yesterday this page asked whether or not this cubs team had hit rock bottom. the answer, received last night, is a resounding "not yet".
the game represented another weak effort by the cub offense, who touched scott olsen -- a rookie lefthander who had issued 21 runs in 17.1 innings over his previous four starts -- for four runs in five innings. the cubs managed just one walk and drew just 72 pitches -- both season lows for any olsen outing. nonetheless, the cubs led when he exited, 4-3. the offense then allowed a combination of yusmeiro petit, randy messenger and logan kensing -- three pitchers this page had never heard of before -- to throw four innings of perfect baseball with six strikeouts.
and that was unfortunate, as it turned out. kerry wood's erratic control and diminished velocity -- rarely registering as fast as 93 mph -- combined to limit him to five innings on 86 pitches, allowing three runs on five walks and two home runs. this page had hoped that wood could use these starts to showcase himself for a trade as the july deadline approached, understanding his no-trade clause to be a negotiable item with just a few months left on his contract. however, wood has demonstrated little velocity, little movement on his fastball, little control and is experiencing shoulder pain that scared the team out of his side sessions. he frankly looks every bit a 5+ era pitcher right now, and while one might hope for better to come it would seem here that few if any contenders would be willing to adopt this set of contingencies.
scary moments from scott williamson came to nothing, and will ohman, bob howry and scott eyre negotiated the late innings to get the game to closer ryan dempster with the lead intact. but dempster's control difficulties are clearly still a major consideration. florida, a very patient team for one so young, laid off dempster's slider in the dirt, and without the help of the young marlins dempster was left with nothing. two walks, two hits -- which surely should have been three, but for a stunning and temporarily game-saving play by todd walker at first base -- and two runs later, and dempster had blown his second save opportunity in the month.

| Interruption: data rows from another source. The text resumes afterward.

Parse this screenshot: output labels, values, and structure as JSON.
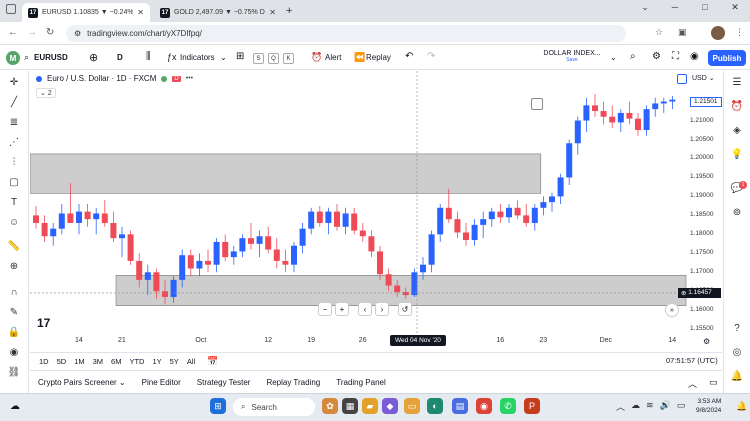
{
  "browser": {
    "tabs": [
      {
        "title": "EURUSD 1.10835 ▼ −0.24% DX",
        "active": true
      },
      {
        "title": "GOLD 2,497.09 ▼ −0.75% DOLLA",
        "active": false
      }
    ],
    "url": "tradingview.com/chart/yX7DIfpq/"
  },
  "toolbar": {
    "profile_initial": "M",
    "symbol": "EURUSD",
    "interval": "D",
    "indicators_label": "Indicators",
    "layout_letters": [
      "S",
      "Q",
      "K"
    ],
    "alert_label": "Alert",
    "replay_label": "Replay",
    "dollar_index_label": "DOLLAR INDEX...",
    "save_label": "Save",
    "publish_label": "Publish"
  },
  "legend": {
    "title": "Euro / U.S. Dollar · 1D · FXCM",
    "indicator_count": "2",
    "currency": "USD"
  },
  "price_axis": {
    "labels": [
      "1.21000",
      "1.20500",
      "1.20000",
      "1.19500",
      "1.19000",
      "1.18500",
      "1.18000",
      "1.17500",
      "1.17000",
      "1.16500",
      "1.16000",
      "1.15500"
    ],
    "badge_top": "1.21501",
    "badge_current": "1.16457"
  },
  "time_axis": {
    "labels": [
      "14",
      "21",
      "Oct",
      "12",
      "19",
      "26",
      "16",
      "23",
      "Dec",
      "14"
    ],
    "selected_label": "Wed 04 Nov '20"
  },
  "chart_nav": [
    "−",
    "+",
    "‹",
    "›",
    "↺"
  ],
  "ranges": [
    "1D",
    "5D",
    "1M",
    "3M",
    "6M",
    "YTD",
    "1Y",
    "5Y",
    "All"
  ],
  "clock_label": "07:51:57 (UTC)",
  "panel_tabs": [
    "Crypto Pairs Screener",
    "Pine Editor",
    "Strategy Tester",
    "Replay Trading",
    "Trading Panel"
  ],
  "alert_count": "1",
  "taskbar": {
    "search_label": "Search",
    "time": "3:53 AM",
    "date": "9/8/2024"
  },
  "colors": {
    "up": "#2962ff",
    "down": "#ef4b56",
    "zone": "#c4c4c4",
    "brand": "#2962ff"
  },
  "chart_data": {
    "type": "candlestick",
    "symbol": "EURUSD",
    "title": "Euro / U.S. Dollar · 1D · FXCM",
    "ylim": [
      1.154,
      1.222
    ],
    "zones": [
      {
        "from": 0,
        "to": 58,
        "low": 1.1908,
        "high": 1.2012
      },
      {
        "from": 10,
        "to": 85,
        "low": 1.1612,
        "high": 1.1692
      }
    ],
    "candles": [
      {
        "o": 1.185,
        "h": 1.1875,
        "l": 1.1815,
        "c": 1.183
      },
      {
        "o": 1.183,
        "h": 1.185,
        "l": 1.178,
        "c": 1.1795
      },
      {
        "o": 1.1795,
        "h": 1.183,
        "l": 1.177,
        "c": 1.1815
      },
      {
        "o": 1.1815,
        "h": 1.188,
        "l": 1.18,
        "c": 1.1855
      },
      {
        "o": 1.1855,
        "h": 1.1935,
        "l": 1.1835,
        "c": 1.183
      },
      {
        "o": 1.183,
        "h": 1.188,
        "l": 1.18,
        "c": 1.186
      },
      {
        "o": 1.186,
        "h": 1.188,
        "l": 1.182,
        "c": 1.184
      },
      {
        "o": 1.184,
        "h": 1.187,
        "l": 1.18,
        "c": 1.1855
      },
      {
        "o": 1.1855,
        "h": 1.189,
        "l": 1.182,
        "c": 1.183
      },
      {
        "o": 1.183,
        "h": 1.186,
        "l": 1.178,
        "c": 1.179
      },
      {
        "o": 1.179,
        "h": 1.182,
        "l": 1.174,
        "c": 1.18
      },
      {
        "o": 1.18,
        "h": 1.181,
        "l": 1.172,
        "c": 1.173
      },
      {
        "o": 1.173,
        "h": 1.175,
        "l": 1.166,
        "c": 1.168
      },
      {
        "o": 1.168,
        "h": 1.172,
        "l": 1.164,
        "c": 1.17
      },
      {
        "o": 1.17,
        "h": 1.171,
        "l": 1.163,
        "c": 1.165
      },
      {
        "o": 1.165,
        "h": 1.168,
        "l": 1.1615,
        "c": 1.1635
      },
      {
        "o": 1.1635,
        "h": 1.169,
        "l": 1.162,
        "c": 1.168
      },
      {
        "o": 1.168,
        "h": 1.176,
        "l": 1.166,
        "c": 1.1745
      },
      {
        "o": 1.1745,
        "h": 1.176,
        "l": 1.169,
        "c": 1.171
      },
      {
        "o": 1.171,
        "h": 1.175,
        "l": 1.169,
        "c": 1.173
      },
      {
        "o": 1.173,
        "h": 1.176,
        "l": 1.17,
        "c": 1.172
      },
      {
        "o": 1.172,
        "h": 1.179,
        "l": 1.17,
        "c": 1.178
      },
      {
        "o": 1.178,
        "h": 1.18,
        "l": 1.173,
        "c": 1.174
      },
      {
        "o": 1.174,
        "h": 1.177,
        "l": 1.172,
        "c": 1.1755
      },
      {
        "o": 1.1755,
        "h": 1.18,
        "l": 1.174,
        "c": 1.179
      },
      {
        "o": 1.179,
        "h": 1.183,
        "l": 1.176,
        "c": 1.1775
      },
      {
        "o": 1.1775,
        "h": 1.181,
        "l": 1.174,
        "c": 1.1795
      },
      {
        "o": 1.1795,
        "h": 1.182,
        "l": 1.175,
        "c": 1.176
      },
      {
        "o": 1.176,
        "h": 1.179,
        "l": 1.171,
        "c": 1.173
      },
      {
        "o": 1.173,
        "h": 1.176,
        "l": 1.17,
        "c": 1.172
      },
      {
        "o": 1.172,
        "h": 1.178,
        "l": 1.17,
        "c": 1.177
      },
      {
        "o": 1.177,
        "h": 1.183,
        "l": 1.175,
        "c": 1.1815
      },
      {
        "o": 1.1815,
        "h": 1.187,
        "l": 1.18,
        "c": 1.186
      },
      {
        "o": 1.186,
        "h": 1.1875,
        "l": 1.182,
        "c": 1.183
      },
      {
        "o": 1.183,
        "h": 1.187,
        "l": 1.18,
        "c": 1.186
      },
      {
        "o": 1.186,
        "h": 1.188,
        "l": 1.181,
        "c": 1.182
      },
      {
        "o": 1.182,
        "h": 1.187,
        "l": 1.18,
        "c": 1.1855
      },
      {
        "o": 1.1855,
        "h": 1.187,
        "l": 1.18,
        "c": 1.181
      },
      {
        "o": 1.181,
        "h": 1.183,
        "l": 1.178,
        "c": 1.1795
      },
      {
        "o": 1.1795,
        "h": 1.181,
        "l": 1.174,
        "c": 1.1755
      },
      {
        "o": 1.1755,
        "h": 1.177,
        "l": 1.168,
        "c": 1.1695
      },
      {
        "o": 1.1695,
        "h": 1.171,
        "l": 1.165,
        "c": 1.1665
      },
      {
        "o": 1.1665,
        "h": 1.168,
        "l": 1.1635,
        "c": 1.1648
      },
      {
        "o": 1.1648,
        "h": 1.166,
        "l": 1.163,
        "c": 1.164
      },
      {
        "o": 1.164,
        "h": 1.171,
        "l": 1.1635,
        "c": 1.17
      },
      {
        "o": 1.17,
        "h": 1.174,
        "l": 1.168,
        "c": 1.172
      },
      {
        "o": 1.172,
        "h": 1.181,
        "l": 1.17,
        "c": 1.18
      },
      {
        "o": 1.18,
        "h": 1.188,
        "l": 1.178,
        "c": 1.187
      },
      {
        "o": 1.187,
        "h": 1.192,
        "l": 1.183,
        "c": 1.184
      },
      {
        "o": 1.184,
        "h": 1.186,
        "l": 1.179,
        "c": 1.1805
      },
      {
        "o": 1.1805,
        "h": 1.183,
        "l": 1.177,
        "c": 1.1785
      },
      {
        "o": 1.1785,
        "h": 1.184,
        "l": 1.177,
        "c": 1.1825
      },
      {
        "o": 1.1825,
        "h": 1.186,
        "l": 1.179,
        "c": 1.184
      },
      {
        "o": 1.184,
        "h": 1.187,
        "l": 1.182,
        "c": 1.186
      },
      {
        "o": 1.186,
        "h": 1.188,
        "l": 1.183,
        "c": 1.1845
      },
      {
        "o": 1.1845,
        "h": 1.188,
        "l": 1.183,
        "c": 1.187
      },
      {
        "o": 1.187,
        "h": 1.189,
        "l": 1.184,
        "c": 1.185
      },
      {
        "o": 1.185,
        "h": 1.188,
        "l": 1.182,
        "c": 1.183
      },
      {
        "o": 1.183,
        "h": 1.188,
        "l": 1.181,
        "c": 1.187
      },
      {
        "o": 1.187,
        "h": 1.19,
        "l": 1.185,
        "c": 1.1885
      },
      {
        "o": 1.1885,
        "h": 1.191,
        "l": 1.186,
        "c": 1.19
      },
      {
        "o": 1.19,
        "h": 1.196,
        "l": 1.188,
        "c": 1.195
      },
      {
        "o": 1.195,
        "h": 1.205,
        "l": 1.193,
        "c": 1.204
      },
      {
        "o": 1.204,
        "h": 1.211,
        "l": 1.201,
        "c": 1.21
      },
      {
        "o": 1.21,
        "h": 1.216,
        "l": 1.207,
        "c": 1.214
      },
      {
        "o": 1.214,
        "h": 1.217,
        "l": 1.211,
        "c": 1.2125
      },
      {
        "o": 1.2125,
        "h": 1.215,
        "l": 1.209,
        "c": 1.211
      },
      {
        "o": 1.211,
        "h": 1.214,
        "l": 1.208,
        "c": 1.2095
      },
      {
        "o": 1.2095,
        "h": 1.213,
        "l": 1.207,
        "c": 1.212
      },
      {
        "o": 1.212,
        "h": 1.215,
        "l": 1.209,
        "c": 1.2105
      },
      {
        "o": 1.2105,
        "h": 1.212,
        "l": 1.206,
        "c": 1.2075
      },
      {
        "o": 1.2075,
        "h": 1.214,
        "l": 1.206,
        "c": 1.213
      },
      {
        "o": 1.213,
        "h": 1.216,
        "l": 1.211,
        "c": 1.2145
      },
      {
        "o": 1.2145,
        "h": 1.216,
        "l": 1.212,
        "c": 1.215
      },
      {
        "o": 1.215,
        "h": 1.2165,
        "l": 1.213,
        "c": 1.2155
      }
    ]
  }
}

a fine april has been followed by a may in which dempster has allowed 13 baserunners in 8.2 innings, compiling a 6.23 era. this page has long considered him to be an explosive variety of closer who may well be trading on a small sample size as a claim to success. comments such as, "dempster was given way too much money and time to revert to the mean -- dempster is going to surprise people, i think, with how inconsistent he is in 2006, and by that i mean he won't be closing all year," have peppered this page for months.
in truth, dempster has done a remarkable job for a pitcher with such a shady past between leaving the rotation for good in 2003 and the end of 2005 -- his component era over that stretch of 82 innings was just 3.04. but an eye-popping spring in which he walked 8 to contribute to 17 baserunners in only 9.2 innings rang alarm bells regarding his volatility yet again, and his recent struggles seem to justify that alarm. closers are by the nature of their sample volatile -- in any given inning, a pitcher can implode, and one need look no further than the great billy wagner to demonstrate it. but dempster, with his lack of control and one-pitch dependence, may be more so than most. this page has compared him to, instead of wagner, francisco cordero and danys baez. sadly, it still feels quite justified in that comparison, and would expect dempster to continue on a roller-coaster ride through 2006 with numerous thrills and spills.
today sees the cubs try to avoid a sweep at the hands of the (second?) worst team in the national league. greg maddux will face detroit castoff brian moehler, a groundball control pitcher in the maddux mold who has settled down somewhat from a screamingly awful april. with pitcher-friendly paul emmel calling balls and strikes, it figures to be a fast, low-scoring affair. here's hoping the cubs can eke out of one of the more embarrassing series sweeps in team history.